Where a line of the records holds the string "JSON", copy that line.

BEGIN Source material

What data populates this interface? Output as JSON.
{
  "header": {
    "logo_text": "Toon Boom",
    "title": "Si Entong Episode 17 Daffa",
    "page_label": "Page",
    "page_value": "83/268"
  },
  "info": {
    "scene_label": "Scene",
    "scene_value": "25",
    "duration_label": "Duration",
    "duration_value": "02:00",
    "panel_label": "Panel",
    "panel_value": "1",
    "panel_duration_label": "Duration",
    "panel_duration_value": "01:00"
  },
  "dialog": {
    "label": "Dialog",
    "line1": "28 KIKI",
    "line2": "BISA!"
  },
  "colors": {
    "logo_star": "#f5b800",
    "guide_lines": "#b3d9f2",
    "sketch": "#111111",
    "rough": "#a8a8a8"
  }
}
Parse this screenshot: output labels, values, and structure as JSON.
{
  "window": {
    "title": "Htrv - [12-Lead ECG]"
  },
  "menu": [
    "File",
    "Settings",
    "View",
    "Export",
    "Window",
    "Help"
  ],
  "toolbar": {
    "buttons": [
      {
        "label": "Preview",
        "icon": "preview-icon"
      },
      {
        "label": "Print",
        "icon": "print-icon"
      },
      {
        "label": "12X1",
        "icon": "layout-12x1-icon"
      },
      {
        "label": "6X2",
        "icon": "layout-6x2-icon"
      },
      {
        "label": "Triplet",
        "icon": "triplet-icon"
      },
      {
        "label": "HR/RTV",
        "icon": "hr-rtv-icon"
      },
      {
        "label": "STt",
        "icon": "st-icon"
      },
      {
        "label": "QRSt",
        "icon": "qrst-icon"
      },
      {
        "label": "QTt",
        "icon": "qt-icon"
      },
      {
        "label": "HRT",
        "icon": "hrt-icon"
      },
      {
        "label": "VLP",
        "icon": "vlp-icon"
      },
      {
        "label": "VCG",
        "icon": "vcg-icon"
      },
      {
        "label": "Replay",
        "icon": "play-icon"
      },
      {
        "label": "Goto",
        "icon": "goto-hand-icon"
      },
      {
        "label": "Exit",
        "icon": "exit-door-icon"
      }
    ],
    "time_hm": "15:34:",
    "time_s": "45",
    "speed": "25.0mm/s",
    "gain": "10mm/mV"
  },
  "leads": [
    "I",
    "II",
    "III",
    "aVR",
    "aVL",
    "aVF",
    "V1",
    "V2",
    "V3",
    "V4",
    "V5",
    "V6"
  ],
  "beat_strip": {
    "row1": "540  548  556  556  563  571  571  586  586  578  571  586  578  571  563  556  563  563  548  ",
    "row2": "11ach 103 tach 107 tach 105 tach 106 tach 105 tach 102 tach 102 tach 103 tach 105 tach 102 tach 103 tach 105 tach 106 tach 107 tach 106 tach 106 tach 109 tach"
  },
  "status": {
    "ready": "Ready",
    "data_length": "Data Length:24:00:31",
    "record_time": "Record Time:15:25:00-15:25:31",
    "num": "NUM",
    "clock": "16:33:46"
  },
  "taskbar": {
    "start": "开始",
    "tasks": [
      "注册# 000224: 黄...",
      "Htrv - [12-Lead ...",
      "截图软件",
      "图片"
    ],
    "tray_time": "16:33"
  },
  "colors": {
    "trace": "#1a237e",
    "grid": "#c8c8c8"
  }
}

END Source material

> Task output
What data populates this interface? Output as JSON.
Parse this screenshot: output labels, values, and structure as JSON.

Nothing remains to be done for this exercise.